» PROBLEM
Your answer should be each line of the entries that contains the word "blend", copied in full.

» DATA PROVIDED
═══

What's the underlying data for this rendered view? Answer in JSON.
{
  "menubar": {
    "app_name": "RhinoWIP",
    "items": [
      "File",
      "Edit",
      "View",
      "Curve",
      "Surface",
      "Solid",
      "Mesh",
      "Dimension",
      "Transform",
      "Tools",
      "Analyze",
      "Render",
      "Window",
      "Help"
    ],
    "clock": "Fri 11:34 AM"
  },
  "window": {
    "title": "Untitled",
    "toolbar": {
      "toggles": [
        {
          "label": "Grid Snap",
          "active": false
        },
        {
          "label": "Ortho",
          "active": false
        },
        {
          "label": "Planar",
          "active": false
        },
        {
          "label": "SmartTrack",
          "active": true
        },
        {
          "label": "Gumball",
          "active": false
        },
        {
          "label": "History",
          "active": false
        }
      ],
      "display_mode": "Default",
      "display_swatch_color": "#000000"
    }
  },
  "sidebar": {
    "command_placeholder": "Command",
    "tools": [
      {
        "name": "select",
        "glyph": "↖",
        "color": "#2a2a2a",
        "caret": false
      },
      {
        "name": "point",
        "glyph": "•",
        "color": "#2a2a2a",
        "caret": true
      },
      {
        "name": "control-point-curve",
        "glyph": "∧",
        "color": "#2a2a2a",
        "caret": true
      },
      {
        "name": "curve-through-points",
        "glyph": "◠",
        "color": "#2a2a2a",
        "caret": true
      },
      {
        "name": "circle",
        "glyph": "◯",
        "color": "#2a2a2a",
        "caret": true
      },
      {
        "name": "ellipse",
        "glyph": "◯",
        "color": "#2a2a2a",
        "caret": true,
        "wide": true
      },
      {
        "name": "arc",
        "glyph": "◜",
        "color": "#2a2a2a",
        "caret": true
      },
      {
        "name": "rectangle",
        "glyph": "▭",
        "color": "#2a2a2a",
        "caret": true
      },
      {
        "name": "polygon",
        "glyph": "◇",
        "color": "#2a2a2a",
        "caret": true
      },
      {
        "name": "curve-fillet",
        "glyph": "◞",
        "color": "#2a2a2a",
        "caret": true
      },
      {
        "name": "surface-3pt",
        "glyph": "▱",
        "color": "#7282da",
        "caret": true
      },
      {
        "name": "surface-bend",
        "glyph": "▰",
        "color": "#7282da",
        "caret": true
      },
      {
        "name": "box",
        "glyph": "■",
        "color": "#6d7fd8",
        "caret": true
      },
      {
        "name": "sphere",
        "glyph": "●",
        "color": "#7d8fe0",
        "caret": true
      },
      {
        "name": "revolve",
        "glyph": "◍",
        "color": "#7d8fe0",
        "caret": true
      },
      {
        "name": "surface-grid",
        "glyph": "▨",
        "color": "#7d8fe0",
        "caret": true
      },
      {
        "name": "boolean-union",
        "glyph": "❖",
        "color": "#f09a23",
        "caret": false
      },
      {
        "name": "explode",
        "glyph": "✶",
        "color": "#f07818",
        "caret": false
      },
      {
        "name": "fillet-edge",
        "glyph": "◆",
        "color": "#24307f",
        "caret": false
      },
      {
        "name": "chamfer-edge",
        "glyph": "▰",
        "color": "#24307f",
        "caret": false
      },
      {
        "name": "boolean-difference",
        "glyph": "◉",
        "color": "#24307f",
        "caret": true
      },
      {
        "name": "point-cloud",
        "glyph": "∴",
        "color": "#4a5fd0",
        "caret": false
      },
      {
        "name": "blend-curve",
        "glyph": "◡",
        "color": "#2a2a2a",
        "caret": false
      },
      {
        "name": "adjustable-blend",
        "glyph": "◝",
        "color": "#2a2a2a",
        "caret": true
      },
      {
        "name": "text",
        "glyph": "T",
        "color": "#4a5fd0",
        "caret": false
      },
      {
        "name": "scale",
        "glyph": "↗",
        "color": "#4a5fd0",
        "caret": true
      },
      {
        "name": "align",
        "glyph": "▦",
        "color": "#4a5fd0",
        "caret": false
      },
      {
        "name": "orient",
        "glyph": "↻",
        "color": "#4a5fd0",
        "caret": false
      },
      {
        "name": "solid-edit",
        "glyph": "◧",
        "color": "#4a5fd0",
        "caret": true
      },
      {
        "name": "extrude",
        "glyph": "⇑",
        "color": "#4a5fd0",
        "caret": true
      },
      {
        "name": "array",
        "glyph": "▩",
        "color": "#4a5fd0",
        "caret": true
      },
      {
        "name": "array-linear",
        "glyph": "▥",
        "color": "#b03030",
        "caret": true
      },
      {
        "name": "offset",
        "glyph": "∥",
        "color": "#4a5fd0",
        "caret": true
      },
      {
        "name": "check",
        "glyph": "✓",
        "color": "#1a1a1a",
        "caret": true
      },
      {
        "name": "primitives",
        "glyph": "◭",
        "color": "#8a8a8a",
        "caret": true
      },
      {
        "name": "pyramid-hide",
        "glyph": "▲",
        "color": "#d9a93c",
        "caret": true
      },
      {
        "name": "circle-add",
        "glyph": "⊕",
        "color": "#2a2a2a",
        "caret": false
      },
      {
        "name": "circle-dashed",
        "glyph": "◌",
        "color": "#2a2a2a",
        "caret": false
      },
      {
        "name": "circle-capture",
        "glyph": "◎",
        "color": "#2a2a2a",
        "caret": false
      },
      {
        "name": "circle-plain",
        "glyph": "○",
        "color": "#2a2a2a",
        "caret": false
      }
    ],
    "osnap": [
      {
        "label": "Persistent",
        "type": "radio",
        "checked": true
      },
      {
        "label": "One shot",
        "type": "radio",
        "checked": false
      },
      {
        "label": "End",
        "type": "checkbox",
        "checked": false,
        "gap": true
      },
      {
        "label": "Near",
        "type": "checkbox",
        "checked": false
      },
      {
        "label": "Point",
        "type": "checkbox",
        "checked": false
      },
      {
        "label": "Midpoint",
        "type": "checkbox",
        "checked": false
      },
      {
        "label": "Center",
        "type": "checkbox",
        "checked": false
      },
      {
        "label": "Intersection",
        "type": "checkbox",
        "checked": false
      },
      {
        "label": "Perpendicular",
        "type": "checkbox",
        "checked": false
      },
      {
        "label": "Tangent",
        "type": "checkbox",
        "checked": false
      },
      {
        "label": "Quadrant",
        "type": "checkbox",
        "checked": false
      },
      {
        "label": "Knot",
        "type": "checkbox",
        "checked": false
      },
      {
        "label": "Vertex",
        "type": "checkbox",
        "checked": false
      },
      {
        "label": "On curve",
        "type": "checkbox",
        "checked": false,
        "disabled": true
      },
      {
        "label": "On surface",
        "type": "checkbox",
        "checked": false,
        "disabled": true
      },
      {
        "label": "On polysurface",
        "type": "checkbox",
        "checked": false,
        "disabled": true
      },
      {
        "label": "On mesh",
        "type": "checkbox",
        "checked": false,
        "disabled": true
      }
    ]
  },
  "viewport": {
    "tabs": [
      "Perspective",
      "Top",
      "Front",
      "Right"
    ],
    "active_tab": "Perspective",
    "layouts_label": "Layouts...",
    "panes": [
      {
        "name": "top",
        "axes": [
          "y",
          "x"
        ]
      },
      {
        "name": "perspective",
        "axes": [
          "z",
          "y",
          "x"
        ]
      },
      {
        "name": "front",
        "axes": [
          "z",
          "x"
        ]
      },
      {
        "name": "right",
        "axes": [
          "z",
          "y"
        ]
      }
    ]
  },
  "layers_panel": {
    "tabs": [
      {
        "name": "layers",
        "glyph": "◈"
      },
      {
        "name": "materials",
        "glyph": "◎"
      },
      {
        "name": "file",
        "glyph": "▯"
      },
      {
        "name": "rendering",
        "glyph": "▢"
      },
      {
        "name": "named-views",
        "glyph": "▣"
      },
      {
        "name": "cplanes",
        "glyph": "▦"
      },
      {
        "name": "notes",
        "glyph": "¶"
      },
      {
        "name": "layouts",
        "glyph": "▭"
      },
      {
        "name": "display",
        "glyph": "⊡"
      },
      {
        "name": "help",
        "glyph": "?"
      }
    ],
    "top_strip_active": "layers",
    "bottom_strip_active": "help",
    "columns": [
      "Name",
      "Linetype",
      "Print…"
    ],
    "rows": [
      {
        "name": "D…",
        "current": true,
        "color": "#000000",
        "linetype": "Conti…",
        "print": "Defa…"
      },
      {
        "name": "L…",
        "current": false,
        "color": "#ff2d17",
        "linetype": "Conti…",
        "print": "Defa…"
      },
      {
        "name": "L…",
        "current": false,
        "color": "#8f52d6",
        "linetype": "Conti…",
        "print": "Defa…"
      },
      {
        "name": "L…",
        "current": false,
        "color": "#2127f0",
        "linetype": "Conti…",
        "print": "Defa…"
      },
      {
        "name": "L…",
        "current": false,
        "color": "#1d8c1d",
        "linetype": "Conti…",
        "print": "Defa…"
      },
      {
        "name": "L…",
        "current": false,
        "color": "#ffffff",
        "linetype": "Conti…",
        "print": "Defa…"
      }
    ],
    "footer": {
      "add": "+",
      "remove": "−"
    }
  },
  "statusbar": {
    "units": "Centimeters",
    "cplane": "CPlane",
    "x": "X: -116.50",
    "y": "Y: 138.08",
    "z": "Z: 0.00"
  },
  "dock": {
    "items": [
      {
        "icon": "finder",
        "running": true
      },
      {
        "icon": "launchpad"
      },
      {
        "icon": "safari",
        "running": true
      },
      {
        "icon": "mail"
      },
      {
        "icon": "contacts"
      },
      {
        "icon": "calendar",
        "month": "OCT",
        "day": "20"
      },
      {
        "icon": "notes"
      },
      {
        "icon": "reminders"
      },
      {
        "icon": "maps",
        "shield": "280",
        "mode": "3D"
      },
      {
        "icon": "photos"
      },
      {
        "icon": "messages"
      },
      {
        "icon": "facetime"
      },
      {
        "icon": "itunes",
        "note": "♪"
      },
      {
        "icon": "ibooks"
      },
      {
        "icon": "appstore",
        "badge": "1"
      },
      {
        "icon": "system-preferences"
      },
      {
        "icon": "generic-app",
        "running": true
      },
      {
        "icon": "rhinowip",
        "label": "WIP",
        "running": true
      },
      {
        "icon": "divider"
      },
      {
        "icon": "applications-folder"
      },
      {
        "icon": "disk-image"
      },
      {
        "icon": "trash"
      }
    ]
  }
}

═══

» OUTPUT
        "name": "blend-curve",
        "name": "adjustable-blend",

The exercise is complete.